Page and application data records
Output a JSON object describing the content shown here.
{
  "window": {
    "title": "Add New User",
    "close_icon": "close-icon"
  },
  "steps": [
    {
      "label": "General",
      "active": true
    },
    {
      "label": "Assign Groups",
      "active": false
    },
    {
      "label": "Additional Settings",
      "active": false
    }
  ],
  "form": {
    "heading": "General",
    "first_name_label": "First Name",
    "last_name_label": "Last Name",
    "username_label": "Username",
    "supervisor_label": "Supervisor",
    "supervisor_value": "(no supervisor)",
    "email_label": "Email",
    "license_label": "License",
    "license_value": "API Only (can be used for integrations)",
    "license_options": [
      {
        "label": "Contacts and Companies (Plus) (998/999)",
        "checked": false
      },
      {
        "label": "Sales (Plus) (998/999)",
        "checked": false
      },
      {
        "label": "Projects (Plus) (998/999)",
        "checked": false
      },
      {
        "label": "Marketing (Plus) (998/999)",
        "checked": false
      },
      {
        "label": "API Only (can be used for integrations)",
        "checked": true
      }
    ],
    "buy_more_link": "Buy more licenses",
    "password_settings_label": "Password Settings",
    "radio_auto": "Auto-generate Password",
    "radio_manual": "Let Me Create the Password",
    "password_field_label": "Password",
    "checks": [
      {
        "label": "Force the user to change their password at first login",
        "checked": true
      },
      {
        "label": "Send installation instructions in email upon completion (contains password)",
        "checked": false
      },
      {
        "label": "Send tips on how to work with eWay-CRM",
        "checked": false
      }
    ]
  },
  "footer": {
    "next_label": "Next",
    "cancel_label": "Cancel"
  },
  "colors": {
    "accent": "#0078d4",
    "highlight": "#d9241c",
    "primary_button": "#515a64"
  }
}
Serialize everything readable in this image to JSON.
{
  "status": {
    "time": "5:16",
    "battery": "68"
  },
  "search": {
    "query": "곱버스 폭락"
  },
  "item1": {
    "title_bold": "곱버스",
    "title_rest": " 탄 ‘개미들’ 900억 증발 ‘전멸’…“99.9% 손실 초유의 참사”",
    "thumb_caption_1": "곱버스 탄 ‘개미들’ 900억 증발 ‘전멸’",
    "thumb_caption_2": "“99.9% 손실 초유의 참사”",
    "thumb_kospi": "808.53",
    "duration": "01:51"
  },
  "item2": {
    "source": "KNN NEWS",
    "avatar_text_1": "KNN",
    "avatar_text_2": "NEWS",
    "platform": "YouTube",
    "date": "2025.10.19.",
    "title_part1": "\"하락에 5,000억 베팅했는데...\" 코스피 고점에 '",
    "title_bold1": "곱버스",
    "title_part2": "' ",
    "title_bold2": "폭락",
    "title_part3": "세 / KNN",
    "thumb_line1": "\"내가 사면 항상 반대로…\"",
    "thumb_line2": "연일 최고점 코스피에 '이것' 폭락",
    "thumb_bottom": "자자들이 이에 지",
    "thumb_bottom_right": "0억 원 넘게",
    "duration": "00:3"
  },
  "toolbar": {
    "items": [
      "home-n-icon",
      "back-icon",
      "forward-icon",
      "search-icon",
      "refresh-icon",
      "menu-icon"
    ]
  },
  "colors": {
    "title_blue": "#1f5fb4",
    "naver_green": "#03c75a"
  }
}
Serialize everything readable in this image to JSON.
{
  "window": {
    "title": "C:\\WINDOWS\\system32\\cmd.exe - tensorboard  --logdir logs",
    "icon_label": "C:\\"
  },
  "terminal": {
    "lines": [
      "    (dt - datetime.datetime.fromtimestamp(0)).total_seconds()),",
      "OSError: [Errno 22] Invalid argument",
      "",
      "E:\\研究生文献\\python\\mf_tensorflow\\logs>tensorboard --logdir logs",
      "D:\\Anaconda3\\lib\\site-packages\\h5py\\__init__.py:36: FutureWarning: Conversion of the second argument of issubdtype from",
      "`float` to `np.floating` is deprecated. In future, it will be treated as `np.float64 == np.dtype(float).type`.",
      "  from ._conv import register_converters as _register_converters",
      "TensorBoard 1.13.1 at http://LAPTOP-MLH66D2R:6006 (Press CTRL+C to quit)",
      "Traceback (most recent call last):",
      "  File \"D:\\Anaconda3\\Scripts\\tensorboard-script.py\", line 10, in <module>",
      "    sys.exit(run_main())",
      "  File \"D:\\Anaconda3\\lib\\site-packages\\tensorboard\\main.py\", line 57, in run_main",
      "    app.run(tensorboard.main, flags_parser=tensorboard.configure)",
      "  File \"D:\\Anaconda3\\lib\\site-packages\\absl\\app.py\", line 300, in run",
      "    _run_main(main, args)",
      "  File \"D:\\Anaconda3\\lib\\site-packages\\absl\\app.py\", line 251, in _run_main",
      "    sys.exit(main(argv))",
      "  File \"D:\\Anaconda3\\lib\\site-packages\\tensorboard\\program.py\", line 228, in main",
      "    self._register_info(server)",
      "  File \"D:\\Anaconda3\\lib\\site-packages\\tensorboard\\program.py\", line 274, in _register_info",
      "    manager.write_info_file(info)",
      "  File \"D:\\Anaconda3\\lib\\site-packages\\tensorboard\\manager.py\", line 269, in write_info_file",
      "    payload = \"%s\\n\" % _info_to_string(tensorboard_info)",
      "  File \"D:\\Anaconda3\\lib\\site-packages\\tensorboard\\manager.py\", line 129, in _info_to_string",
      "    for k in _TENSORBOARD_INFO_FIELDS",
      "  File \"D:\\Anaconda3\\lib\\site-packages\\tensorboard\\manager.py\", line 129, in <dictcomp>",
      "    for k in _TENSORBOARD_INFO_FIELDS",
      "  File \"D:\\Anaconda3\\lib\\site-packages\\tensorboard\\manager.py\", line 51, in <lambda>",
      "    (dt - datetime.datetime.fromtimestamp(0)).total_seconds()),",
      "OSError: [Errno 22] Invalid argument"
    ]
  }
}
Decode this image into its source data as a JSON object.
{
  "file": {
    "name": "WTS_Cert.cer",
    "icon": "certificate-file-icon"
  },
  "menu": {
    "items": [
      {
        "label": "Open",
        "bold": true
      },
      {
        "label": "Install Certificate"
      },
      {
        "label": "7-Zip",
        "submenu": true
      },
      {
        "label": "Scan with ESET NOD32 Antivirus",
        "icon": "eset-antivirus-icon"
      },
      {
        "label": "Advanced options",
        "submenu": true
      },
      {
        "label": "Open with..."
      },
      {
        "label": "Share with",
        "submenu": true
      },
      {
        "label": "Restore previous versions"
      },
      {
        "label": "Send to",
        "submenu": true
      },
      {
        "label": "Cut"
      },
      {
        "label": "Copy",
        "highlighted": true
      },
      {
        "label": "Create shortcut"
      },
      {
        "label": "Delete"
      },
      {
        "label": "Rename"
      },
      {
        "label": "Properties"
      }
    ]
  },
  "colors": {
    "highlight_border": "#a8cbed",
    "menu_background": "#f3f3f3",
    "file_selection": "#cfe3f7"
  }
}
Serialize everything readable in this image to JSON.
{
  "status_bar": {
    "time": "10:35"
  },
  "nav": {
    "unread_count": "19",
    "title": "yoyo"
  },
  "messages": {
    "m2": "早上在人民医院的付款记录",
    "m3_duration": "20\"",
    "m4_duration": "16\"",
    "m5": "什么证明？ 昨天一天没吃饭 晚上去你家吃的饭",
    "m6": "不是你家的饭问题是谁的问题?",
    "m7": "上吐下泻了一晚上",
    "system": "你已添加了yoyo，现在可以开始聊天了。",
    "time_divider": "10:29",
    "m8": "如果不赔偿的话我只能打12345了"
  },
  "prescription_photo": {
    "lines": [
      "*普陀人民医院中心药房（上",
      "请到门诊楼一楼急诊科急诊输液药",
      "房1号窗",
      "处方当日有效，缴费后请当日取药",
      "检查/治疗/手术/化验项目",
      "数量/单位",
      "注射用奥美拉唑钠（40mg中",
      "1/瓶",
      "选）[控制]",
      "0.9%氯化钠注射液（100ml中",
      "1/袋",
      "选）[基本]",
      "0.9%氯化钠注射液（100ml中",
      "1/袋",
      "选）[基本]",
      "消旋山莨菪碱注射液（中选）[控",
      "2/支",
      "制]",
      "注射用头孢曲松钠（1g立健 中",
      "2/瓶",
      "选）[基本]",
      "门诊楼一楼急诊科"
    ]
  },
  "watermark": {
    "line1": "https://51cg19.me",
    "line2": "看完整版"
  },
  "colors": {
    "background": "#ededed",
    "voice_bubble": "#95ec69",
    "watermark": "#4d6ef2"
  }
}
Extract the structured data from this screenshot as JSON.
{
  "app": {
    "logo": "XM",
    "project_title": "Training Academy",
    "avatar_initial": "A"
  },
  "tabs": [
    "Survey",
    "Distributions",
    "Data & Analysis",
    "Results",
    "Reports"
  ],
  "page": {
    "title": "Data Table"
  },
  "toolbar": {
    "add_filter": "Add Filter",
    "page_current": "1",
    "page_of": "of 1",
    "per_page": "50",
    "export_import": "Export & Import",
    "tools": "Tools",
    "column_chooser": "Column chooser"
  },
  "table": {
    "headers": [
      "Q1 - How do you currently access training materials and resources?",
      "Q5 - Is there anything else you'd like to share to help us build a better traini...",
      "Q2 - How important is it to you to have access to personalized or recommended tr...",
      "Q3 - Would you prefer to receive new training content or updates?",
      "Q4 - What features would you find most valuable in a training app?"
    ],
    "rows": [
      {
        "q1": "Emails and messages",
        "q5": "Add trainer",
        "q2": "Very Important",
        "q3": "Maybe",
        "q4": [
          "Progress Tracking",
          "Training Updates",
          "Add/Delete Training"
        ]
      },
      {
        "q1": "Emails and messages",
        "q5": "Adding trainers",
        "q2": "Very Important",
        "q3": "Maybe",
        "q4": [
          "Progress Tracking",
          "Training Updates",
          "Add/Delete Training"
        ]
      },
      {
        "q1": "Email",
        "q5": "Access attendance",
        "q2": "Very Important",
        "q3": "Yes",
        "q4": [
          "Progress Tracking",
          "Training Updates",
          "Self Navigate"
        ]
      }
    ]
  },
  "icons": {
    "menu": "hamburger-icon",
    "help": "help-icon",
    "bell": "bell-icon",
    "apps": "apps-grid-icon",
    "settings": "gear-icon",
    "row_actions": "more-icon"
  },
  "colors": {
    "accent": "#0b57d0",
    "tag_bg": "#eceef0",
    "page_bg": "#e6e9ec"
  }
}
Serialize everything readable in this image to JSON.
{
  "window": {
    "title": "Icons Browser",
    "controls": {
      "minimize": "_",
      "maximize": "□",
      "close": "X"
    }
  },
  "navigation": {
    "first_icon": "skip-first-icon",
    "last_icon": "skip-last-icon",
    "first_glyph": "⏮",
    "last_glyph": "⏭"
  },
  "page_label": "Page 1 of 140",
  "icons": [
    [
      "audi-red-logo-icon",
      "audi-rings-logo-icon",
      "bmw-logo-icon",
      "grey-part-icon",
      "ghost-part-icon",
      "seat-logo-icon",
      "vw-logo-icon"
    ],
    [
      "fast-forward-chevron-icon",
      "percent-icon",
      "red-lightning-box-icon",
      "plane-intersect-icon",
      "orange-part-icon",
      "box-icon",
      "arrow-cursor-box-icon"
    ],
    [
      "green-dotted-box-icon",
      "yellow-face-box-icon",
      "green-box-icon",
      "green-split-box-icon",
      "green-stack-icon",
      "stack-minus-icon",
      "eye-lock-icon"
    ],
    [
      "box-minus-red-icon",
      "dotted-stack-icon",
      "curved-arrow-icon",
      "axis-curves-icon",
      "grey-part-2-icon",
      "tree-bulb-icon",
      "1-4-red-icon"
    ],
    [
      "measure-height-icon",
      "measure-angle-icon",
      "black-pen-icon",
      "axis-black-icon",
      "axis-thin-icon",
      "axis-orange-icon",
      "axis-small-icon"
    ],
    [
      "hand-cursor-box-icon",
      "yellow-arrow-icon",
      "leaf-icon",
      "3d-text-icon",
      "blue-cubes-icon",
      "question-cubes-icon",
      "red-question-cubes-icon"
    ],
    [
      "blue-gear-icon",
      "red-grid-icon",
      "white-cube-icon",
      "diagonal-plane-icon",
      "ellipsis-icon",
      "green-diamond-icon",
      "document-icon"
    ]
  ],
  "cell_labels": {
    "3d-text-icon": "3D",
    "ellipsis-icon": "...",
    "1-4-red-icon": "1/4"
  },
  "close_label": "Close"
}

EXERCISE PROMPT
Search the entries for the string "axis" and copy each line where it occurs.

EXERCISE RESPONSE
      "axis-curves-icon",
      "axis-black-icon",
      "axis-thin-icon",
      "axis-orange-icon",
      "axis-small-icon"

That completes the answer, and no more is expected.